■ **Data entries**
◆ ◆ ◆ ◆
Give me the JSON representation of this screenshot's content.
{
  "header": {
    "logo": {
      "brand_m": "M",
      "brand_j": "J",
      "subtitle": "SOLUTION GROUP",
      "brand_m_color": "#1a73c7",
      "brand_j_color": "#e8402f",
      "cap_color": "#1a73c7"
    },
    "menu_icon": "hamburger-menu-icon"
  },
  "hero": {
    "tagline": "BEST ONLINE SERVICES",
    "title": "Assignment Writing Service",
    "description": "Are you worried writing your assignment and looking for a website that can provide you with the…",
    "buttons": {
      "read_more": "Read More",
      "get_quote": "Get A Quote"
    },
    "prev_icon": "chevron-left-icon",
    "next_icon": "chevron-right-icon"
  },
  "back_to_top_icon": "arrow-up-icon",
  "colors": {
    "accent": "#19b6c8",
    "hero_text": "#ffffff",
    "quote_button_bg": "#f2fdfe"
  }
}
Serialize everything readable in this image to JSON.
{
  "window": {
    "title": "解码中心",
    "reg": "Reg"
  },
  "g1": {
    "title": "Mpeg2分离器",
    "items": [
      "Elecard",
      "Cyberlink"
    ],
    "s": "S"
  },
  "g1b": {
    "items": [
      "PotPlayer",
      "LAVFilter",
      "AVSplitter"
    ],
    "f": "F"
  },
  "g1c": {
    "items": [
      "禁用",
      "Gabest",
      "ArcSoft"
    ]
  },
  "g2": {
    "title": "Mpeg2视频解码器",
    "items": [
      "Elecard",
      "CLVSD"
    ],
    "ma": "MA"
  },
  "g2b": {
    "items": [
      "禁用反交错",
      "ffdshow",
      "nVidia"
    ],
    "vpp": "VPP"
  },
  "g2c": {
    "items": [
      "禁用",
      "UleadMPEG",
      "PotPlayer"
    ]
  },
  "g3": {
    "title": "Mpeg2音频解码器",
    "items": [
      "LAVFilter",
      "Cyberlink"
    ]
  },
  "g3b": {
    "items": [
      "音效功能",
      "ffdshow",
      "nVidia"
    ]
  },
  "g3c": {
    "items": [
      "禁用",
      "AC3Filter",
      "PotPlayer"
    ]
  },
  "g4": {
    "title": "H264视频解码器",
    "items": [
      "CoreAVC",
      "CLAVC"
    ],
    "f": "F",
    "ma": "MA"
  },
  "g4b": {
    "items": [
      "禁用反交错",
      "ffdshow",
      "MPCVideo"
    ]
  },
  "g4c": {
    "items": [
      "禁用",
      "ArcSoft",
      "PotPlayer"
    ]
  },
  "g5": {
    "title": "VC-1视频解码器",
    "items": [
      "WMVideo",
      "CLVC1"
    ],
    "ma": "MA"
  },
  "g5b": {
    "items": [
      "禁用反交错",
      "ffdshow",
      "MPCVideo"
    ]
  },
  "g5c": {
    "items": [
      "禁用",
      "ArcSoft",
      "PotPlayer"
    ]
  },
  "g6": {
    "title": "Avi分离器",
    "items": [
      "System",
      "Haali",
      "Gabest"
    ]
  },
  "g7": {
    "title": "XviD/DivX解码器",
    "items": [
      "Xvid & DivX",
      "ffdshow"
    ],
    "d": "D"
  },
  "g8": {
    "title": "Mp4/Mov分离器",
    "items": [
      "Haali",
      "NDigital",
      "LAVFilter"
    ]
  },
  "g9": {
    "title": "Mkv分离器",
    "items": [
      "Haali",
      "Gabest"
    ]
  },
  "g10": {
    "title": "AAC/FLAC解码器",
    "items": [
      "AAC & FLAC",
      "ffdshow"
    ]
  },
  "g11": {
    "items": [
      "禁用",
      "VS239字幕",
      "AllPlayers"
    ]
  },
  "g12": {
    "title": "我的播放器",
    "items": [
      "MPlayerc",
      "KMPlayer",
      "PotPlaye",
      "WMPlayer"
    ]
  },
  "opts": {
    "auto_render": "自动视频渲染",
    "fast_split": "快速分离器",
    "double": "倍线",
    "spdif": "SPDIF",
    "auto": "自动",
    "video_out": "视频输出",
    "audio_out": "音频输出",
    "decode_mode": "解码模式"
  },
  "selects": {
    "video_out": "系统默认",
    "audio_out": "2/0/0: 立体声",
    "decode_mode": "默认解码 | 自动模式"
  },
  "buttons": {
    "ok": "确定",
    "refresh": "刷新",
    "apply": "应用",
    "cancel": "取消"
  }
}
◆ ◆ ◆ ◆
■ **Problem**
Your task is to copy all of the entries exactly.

■ **Exercise result**
Give me the JSON representation of this screenshot's content.
{
  "header": {
    "logo": {
      "brand_m": "M",
      "brand_j": "J",
      "subtitle": "SOLUTION GROUP",
      "brand_m_color": "#1a73c7",
      "brand_j_color": "#e8402f",
      "cap_color": "#1a73c7"
    },
    "menu_icon": "hamburger-menu-icon"
  },
  "hero": {
    "tagline": "BEST ONLINE SERVICES",
    "title": "Assignment Writing Service",
    "description": "Are you worried writing your assignment and looking for a website that can provide you with the…",
    "buttons": {
      "read_more": "Read More",
      "get_quote": "Get A Quote"
    },
    "prev_icon": "chevron-left-icon",
    "next_icon": "chevron-right-icon"
  },
  "back_to_top_icon": "arrow-up-icon",
  "colors": {
    "accent": "#19b6c8",
    "hero_text": "#ffffff",
    "quote_button_bg": "#f2fdfe"
  }
}
Serialize everything readable in this image to JSON.
{
  "window": {
    "title": "解码中心",
    "reg": "Reg"
  },
  "g1": {
    "title": "Mpeg2分离器",
    "items": [
      "Elecard",
      "Cyberlink"
    ],
    "s": "S"
  },
  "g1b": {
    "items": [
      "PotPlayer",
      "LAVFilter",
      "AVSplitter"
    ],
    "f": "F"
  },
  "g1c": {
    "items": [
      "禁用",
      "Gabest",
      "ArcSoft"
    ]
  },
  "g2": {
    "title": "Mpeg2视频解码器",
    "items": [
      "Elecard",
      "CLVSD"
    ],
    "ma": "MA"
  },
  "g2b": {
    "items": [
      "禁用反交错",
      "ffdshow",
      "nVidia"
    ],
    "vpp": "VPP"
  },
  "g2c": {
    "items": [
      "禁用",
      "UleadMPEG",
      "PotPlayer"
    ]
  },
  "g3": {
    "title": "Mpeg2音频解码器",
    "items": [
      "LAVFilter",
      "Cyberlink"
    ]
  },
  "g3b": {
    "items": [
      "音效功能",
      "ffdshow",
      "nVidia"
    ]
  },
  "g3c": {
    "items": [
      "禁用",
      "AC3Filter",
      "PotPlayer"
    ]
  },
  "g4": {
    "title": "H264视频解码器",
    "items": [
      "CoreAVC",
      "CLAVC"
    ],
    "f": "F",
    "ma": "MA"
  },
  "g4b": {
    "items": [
      "禁用反交错",
      "ffdshow",
      "MPCVideo"
    ]
  },
  "g4c": {
    "items": [
      "禁用",
      "ArcSoft",
      "PotPlayer"
    ]
  },
  "g5": {
    "title": "VC-1视频解码器",
    "items": [
      "WMVideo",
      "CLVC1"
    ],
    "ma": "MA"
  },
  "g5b": {
    "items": [
      "禁用反交错",
      "ffdshow",
      "MPCVideo"
    ]
  },
  "g5c": {
    "items": [
      "禁用",
      "ArcSoft",
      "PotPlayer"
    ]
  },
  "g6": {
    "title": "Avi分离器",
    "items": [
      "System",
      "Haali",
      "Gabest"
    ]
  },
  "g7": {
    "title": "XviD/DivX解码器",
    "items": [
      "Xvid & DivX",
      "ffdshow"
    ],
    "d": "D"
  },
  "g8": {
    "title": "Mp4/Mov分离器",
    "items": [
      "Haali",
      "NDigital",
      "LAVFilter"
    ]
  },
  "g9": {
    "title": "Mkv分离器",
    "items": [
      "Haali",
      "Gabest"
    ]
  },
  "g10": {
    "title": "AAC/FLAC解码器",
    "items": [
      "AAC & FLAC",
      "ffdshow"
    ]
  },
  "g11": {
    "items": [
      "禁用",
      "VS239字幕",
      "AllPlayers"
    ]
  },
  "g12": {
    "title": "我的播放器",
    "items": [
      "MPlayerc",
      "KMPlayer",
      "PotPlaye",
      "WMPlayer"
    ]
  },
  "opts": {
    "auto_render": "自动视频渲染",
    "fast_split": "快速分离器",
    "double": "倍线",
    "spdif": "SPDIF",
    "auto": "自动",
    "video_out": "视频输出",
    "audio_out": "音频输出",
    "decode_mode": "解码模式"
  },
  "selects": {
    "video_out": "系统默认",
    "audio_out": "2/0/0: 立体声",
    "decode_mode": "默认解码 | 自动模式"
  },
  "buttons": {
    "ok": "确定",
    "refresh": "刷新",
    "apply": "应用",
    "cancel": "取消"
  }
}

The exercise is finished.